# Problem statement
Give the count of lines in the records below that contain "title", with no other words.

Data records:

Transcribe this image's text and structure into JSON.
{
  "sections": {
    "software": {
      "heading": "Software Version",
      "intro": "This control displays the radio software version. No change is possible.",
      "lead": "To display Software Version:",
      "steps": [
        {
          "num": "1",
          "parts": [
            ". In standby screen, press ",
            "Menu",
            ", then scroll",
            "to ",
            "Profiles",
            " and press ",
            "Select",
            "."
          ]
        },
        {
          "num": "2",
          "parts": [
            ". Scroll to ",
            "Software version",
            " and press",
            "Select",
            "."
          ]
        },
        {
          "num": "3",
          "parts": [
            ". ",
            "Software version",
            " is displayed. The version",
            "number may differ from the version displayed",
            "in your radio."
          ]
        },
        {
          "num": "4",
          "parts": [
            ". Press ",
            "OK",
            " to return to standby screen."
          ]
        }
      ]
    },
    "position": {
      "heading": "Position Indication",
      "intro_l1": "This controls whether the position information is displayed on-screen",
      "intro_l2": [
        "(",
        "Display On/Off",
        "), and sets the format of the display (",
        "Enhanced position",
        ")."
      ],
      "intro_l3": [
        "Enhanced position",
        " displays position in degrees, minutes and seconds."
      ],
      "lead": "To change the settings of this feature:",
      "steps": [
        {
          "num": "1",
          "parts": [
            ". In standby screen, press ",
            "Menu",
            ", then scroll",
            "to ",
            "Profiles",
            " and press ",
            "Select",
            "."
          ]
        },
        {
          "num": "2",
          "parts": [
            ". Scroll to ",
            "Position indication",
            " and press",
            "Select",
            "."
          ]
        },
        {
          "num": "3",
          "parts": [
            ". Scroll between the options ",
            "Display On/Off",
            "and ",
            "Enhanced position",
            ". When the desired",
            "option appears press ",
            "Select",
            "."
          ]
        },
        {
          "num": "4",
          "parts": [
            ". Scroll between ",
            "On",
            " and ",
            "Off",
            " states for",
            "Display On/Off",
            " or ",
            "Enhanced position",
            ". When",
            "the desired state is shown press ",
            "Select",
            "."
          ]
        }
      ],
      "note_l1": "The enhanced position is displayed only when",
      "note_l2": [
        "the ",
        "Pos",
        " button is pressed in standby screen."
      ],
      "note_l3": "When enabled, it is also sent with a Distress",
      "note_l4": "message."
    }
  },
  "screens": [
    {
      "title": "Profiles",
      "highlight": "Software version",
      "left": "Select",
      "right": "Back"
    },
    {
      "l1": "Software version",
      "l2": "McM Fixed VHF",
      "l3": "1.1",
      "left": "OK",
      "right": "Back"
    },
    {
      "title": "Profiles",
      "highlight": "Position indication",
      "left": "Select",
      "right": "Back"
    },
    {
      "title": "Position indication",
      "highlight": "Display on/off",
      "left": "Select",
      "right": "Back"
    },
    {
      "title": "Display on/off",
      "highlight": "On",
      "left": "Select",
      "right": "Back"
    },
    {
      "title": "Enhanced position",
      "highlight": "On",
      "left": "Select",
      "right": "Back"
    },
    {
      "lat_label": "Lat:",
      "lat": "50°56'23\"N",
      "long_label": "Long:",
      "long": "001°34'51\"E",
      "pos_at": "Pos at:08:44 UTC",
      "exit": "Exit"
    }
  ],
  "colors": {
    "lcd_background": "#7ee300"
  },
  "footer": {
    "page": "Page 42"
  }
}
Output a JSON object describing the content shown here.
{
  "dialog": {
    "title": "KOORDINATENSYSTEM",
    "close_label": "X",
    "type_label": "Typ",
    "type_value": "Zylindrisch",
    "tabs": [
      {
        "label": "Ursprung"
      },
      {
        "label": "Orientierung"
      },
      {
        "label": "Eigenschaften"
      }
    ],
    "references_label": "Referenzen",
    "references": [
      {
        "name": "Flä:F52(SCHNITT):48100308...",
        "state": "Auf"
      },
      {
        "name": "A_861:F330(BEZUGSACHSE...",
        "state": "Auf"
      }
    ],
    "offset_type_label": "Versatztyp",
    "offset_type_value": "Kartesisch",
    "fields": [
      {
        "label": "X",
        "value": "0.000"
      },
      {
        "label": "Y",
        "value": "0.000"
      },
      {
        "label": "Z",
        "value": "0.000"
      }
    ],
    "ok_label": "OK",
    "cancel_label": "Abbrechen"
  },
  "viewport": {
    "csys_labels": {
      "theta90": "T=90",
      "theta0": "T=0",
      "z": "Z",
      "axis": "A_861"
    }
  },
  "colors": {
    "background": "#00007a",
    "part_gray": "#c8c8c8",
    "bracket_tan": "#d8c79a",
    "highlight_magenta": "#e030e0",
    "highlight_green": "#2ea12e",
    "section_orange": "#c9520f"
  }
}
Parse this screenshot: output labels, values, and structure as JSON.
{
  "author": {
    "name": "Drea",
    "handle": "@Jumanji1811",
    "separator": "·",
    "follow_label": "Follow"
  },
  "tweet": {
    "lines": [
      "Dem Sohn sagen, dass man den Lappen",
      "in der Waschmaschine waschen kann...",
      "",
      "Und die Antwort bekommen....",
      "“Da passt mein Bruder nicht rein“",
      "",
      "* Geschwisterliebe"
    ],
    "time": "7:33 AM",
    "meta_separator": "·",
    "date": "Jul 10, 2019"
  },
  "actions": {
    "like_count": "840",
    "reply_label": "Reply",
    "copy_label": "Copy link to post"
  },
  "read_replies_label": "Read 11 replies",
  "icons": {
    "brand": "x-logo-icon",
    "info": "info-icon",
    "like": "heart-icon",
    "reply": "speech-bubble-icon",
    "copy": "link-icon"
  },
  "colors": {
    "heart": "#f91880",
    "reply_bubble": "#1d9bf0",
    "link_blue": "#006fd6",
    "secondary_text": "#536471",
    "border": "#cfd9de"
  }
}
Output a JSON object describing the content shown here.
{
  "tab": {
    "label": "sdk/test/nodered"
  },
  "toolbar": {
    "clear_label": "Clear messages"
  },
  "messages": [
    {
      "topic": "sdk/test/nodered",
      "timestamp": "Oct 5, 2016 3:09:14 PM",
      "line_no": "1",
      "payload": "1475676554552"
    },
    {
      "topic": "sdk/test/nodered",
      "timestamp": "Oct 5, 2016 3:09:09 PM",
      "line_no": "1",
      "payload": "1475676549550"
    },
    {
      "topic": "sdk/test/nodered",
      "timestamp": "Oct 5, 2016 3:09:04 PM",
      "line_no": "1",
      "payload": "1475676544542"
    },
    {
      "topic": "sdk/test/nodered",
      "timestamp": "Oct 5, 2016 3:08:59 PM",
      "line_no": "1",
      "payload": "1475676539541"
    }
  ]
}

# Task response
6